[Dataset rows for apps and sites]
^^^^
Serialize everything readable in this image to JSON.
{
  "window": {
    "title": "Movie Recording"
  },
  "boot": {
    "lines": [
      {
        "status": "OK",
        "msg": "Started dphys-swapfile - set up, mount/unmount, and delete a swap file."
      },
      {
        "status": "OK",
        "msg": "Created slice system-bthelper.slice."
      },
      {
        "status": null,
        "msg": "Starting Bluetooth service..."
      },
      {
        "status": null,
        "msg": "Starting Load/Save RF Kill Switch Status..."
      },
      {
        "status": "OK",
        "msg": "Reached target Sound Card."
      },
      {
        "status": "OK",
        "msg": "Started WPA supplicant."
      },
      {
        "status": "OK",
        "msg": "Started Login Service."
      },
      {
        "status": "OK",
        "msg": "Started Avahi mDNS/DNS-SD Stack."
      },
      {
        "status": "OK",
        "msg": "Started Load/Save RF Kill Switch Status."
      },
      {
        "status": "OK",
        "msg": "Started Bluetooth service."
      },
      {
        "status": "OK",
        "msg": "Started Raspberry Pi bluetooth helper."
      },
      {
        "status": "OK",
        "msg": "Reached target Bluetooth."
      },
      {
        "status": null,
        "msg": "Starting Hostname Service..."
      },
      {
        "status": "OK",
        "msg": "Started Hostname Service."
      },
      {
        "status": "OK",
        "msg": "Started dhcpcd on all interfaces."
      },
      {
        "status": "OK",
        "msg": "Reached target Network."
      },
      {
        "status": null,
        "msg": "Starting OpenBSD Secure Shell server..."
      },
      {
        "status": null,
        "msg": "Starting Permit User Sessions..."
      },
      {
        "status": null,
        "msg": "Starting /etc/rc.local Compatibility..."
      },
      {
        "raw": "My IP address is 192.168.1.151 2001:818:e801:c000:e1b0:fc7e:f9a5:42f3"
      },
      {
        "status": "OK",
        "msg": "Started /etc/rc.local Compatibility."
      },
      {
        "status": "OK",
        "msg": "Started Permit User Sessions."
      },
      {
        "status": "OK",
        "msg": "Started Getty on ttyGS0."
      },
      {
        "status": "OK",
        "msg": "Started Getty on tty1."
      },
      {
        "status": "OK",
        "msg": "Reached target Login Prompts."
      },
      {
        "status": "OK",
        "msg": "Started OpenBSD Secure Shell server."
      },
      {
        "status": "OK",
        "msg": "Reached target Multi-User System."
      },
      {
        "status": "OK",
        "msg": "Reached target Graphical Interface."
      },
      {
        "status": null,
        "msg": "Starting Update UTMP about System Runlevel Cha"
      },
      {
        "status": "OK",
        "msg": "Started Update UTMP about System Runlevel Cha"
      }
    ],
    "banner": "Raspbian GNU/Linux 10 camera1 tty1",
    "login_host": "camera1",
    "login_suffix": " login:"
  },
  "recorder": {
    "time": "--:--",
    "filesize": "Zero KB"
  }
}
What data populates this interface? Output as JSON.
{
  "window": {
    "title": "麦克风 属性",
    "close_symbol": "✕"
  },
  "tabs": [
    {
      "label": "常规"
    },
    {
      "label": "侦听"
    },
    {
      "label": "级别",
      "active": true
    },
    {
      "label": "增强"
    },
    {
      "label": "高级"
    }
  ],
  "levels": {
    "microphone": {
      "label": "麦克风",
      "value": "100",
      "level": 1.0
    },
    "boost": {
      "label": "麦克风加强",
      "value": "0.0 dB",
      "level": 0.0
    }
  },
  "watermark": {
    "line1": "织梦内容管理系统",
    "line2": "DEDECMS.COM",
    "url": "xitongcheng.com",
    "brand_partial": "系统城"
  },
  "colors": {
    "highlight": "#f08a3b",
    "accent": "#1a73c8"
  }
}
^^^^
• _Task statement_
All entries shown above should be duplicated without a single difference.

• _Expected output_
Serialize everything readable in this image to JSON.
{
  "window": {
    "title": "Movie Recording"
  },
  "boot": {
    "lines": [
      {
        "status": "OK",
        "msg": "Started dphys-swapfile - set up, mount/unmount, and delete a swap file."
      },
      {
        "status": "OK",
        "msg": "Created slice system-bthelper.slice."
      },
      {
        "status": null,
        "msg": "Starting Bluetooth service..."
      },
      {
        "status": null,
        "msg": "Starting Load/Save RF Kill Switch Status..."
      },
      {
        "status": "OK",
        "msg": "Reached target Sound Card."
      },
      {
        "status": "OK",
        "msg": "Started WPA supplicant."
      },
      {
        "status": "OK",
        "msg": "Started Login Service."
      },
      {
        "status": "OK",
        "msg": "Started Avahi mDNS/DNS-SD Stack."
      },
      {
        "status": "OK",
        "msg": "Started Load/Save RF Kill Switch Status."
      },
      {
        "status": "OK",
        "msg": "Started Bluetooth service."
      },
      {
        "status": "OK",
        "msg": "Started Raspberry Pi bluetooth helper."
      },
      {
        "status": "OK",
        "msg": "Reached target Bluetooth."
      },
      {
        "status": null,
        "msg": "Starting Hostname Service..."
      },
      {
        "status": "OK",
        "msg": "Started Hostname Service."
      },
      {
        "status": "OK",
        "msg": "Started dhcpcd on all interfaces."
      },
      {
        "status": "OK",
        "msg": "Reached target Network."
      },
      {
        "status": null,
        "msg": "Starting OpenBSD Secure Shell server..."
      },
      {
        "status": null,
        "msg": "Starting Permit User Sessions..."
      },
      {
        "status": null,
        "msg": "Starting /etc/rc.local Compatibility..."
      },
      {
        "raw": "My IP address is 192.168.1.151 2001:818:e801:c000:e1b0:fc7e:f9a5:42f3"
      },
      {
        "status": "OK",
        "msg": "Started /etc/rc.local Compatibility."
      },
      {
        "status": "OK",
        "msg": "Started Permit User Sessions."
      },
      {
        "status": "OK",
        "msg": "Started Getty on ttyGS0."
      },
      {
        "status": "OK",
        "msg": "Started Getty on tty1."
      },
      {
        "status": "OK",
        "msg": "Reached target Login Prompts."
      },
      {
        "status": "OK",
        "msg": "Started OpenBSD Secure Shell server."
      },
      {
        "status": "OK",
        "msg": "Reached target Multi-User System."
      },
      {
        "status": "OK",
        "msg": "Reached target Graphical Interface."
      },
      {
        "status": null,
        "msg": "Starting Update UTMP about System Runlevel Cha"
      },
      {
        "status": "OK",
        "msg": "Started Update UTMP about System Runlevel Cha"
      }
    ],
    "banner": "Raspbian GNU/Linux 10 camera1 tty1",
    "login_host": "camera1",
    "login_suffix": " login:"
  },
  "recorder": {
    "time": "--:--",
    "filesize": "Zero KB"
  }
}
What data populates this interface? Output as JSON.
{
  "window": {
    "title": "麦克风 属性",
    "close_symbol": "✕"
  },
  "tabs": [
    {
      "label": "常规"
    },
    {
      "label": "侦听"
    },
    {
      "label": "级别",
      "active": true
    },
    {
      "label": "增强"
    },
    {
      "label": "高级"
    }
  ],
  "levels": {
    "microphone": {
      "label": "麦克风",
      "value": "100",
      "level": 1.0
    },
    "boost": {
      "label": "麦克风加强",
      "value": "0.0 dB",
      "level": 0.0
    }
  },
  "watermark": {
    "line1": "织梦内容管理系统",
    "line2": "DEDECMS.COM",
    "url": "xitongcheng.com",
    "brand_partial": "系统城"
  },
  "colors": {
    "highlight": "#f08a3b",
    "accent": "#1a73c8"
  }
}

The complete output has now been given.